TREASURIES-Bond prices slump as job growth tops forecasts
* Job growth revises views on when Fed taper to begin
* U.S. nonfarm payrolls up 204,000 v 125,000 expectations
* U.S. jobless rate rises to 7.3 pct from 7.2 pct
NEW YORK, Nov 8 (Reuters) - U.S. Treasuries prices fell on Friday after stronger-than-forecast October job growth revised expectations about how soon the Federal Reserve could start to scale back its bond-purchase program aimed at stimulating the economy.
Employers added 204,000 jobs to payrolls, the Labor Department said, topping economists' forecasts for 125,000 new jobs. Job numbers from August and September were also revised upward.

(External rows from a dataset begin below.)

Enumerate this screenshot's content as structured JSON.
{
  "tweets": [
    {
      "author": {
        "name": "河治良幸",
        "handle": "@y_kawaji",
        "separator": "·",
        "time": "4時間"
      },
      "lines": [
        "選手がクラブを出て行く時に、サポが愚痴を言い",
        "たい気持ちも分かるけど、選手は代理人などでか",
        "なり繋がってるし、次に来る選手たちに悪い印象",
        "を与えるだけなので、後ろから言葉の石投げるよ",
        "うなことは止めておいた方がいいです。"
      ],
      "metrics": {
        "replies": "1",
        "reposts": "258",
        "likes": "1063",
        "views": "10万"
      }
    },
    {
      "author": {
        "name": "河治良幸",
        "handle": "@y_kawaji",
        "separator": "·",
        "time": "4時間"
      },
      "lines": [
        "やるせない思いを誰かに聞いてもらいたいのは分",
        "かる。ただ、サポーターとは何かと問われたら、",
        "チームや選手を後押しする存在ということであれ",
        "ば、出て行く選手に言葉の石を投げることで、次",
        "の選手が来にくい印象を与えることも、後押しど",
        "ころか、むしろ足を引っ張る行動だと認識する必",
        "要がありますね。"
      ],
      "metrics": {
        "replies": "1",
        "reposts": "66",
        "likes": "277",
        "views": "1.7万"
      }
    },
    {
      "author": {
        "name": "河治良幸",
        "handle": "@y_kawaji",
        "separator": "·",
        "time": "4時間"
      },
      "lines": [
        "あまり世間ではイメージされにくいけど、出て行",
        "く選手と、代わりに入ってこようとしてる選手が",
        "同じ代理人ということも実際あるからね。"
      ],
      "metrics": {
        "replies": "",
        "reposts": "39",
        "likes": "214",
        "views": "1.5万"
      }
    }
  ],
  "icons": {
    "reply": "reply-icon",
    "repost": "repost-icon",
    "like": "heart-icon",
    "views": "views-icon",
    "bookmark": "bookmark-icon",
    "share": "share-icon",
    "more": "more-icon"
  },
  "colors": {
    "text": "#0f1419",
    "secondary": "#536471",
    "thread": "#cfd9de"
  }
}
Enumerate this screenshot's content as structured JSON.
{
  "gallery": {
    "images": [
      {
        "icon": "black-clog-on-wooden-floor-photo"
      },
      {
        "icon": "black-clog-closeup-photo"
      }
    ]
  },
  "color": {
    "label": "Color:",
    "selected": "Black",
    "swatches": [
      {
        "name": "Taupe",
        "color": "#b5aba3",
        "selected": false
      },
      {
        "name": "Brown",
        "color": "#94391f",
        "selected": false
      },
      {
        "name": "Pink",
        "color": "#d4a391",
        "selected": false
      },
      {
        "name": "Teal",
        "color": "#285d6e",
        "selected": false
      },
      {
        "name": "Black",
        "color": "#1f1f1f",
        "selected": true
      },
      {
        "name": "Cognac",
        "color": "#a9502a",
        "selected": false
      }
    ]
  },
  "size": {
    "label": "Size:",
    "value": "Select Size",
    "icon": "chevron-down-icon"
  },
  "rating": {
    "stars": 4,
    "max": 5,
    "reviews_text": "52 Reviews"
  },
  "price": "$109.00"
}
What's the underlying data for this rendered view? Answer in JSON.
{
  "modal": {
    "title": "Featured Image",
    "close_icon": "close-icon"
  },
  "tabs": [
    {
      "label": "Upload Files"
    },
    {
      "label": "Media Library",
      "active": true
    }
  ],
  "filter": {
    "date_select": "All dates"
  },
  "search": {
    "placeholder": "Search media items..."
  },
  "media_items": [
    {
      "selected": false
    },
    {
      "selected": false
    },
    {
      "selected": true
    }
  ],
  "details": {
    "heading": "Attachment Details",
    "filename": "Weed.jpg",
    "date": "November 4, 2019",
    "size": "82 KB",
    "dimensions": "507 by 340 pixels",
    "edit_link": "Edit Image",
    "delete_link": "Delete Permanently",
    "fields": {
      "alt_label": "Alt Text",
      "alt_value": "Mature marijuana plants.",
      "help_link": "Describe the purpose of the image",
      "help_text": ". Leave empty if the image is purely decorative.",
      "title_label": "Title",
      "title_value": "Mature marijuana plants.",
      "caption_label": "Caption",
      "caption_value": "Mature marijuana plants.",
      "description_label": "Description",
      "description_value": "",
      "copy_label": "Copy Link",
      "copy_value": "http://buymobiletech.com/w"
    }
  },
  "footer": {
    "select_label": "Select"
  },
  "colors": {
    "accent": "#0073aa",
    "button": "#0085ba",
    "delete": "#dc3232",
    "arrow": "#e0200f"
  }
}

Ten-year benchmark note prices slid 1-10/32 while yields shot up to 2.75 percent from 2.60 percent on the outlook that the Fed could trim bond purchases sooner than March 2014.
"The market is transfixed by tapering," said Steve Van Order, fixed income strategist at Bethesda, Maryland-based Calvert Investments. "Earlier in the week bonds did better because Fed officials seemed to be saying the Fed was in no rush to taper. Now, after this jobs report, the market reversed itself."
Some economists called the data mixed because while the job growth was surprisingly strong, the unemployment rate still rose, to 7.3 percent.
A sharp drop in the portion of people participating in the labor market "could still raise some eyebrows at the Fed," said Thomas Costerg, U.S. economist at Standard Chartered in New York.
More people dropped out of the labor force in October, leaving the participation rate at 62.8 percent, the lowest level since March 1978.
Other economists found the data's stronger features convincing. Citigroup's Robert DiClemente called the report "unambiguously solid."
Even so, DiClemente said, there could be "hurdles to tapering QE before next March as officials await broader evidence of the recovery's strength, including housing activity, and also the safe resolution of fiscal negotiations."
A Reuters poll showed more U.S. primary dealers looking for a scaling back in the Fed's stimulus program before March after the jobs report and recent data from purchasing managers surveys.
Just two weeks ago, a similar poll found the majority of primary dealers -- the large financial institutions that do business directly with the Fed -- thought the central bank would not start to cut its bond purchases before March 2014.
In the poll released Friday, economists at several primary dealers thought risks were now more skewed toward the Fed reducing its purchases in January 2014. The Fed has been buying $85 billion per month in Treasuries and mortgage-backed securities.
Of the 16 primary dealers who responded to the poll, seven expected the Fed to begin to reduce purchases in March. In a similar poll on Oct. 22, nine of 15 dealers said they expected the Fed to begin tapering its purchases in March.
The nonfarm payrolls number is key for the Treasuries market because Fed policymakers have emphasized they will continue the economic stimulus program until they see data reflecting a stronger, more self-sustaining economy, an outcome that demands a healthy job market.
Speculation earlier this year that the Fed was eyeing the exit door drove yields up more than 130 basis points from May to September. Yields have eased slightly since then but are still about 100 basis points above their May levels.
Prices for the 30-year bond fell 1-14/32. Their yields rose to 3.85 percent from 3.71 percent late on Thursday.
Other data on Friday suggested a pick-up in the Chinese economy. Better-than-expected exports data added to recent encouraging indicators in China.
Chinese inflation and economic activity figures are due on Saturday, which will give a clearer picture of the health of the economy just as top politicians meet to lay out their reform agenda at the Communist Party's third plenary session from Nov. 9-12.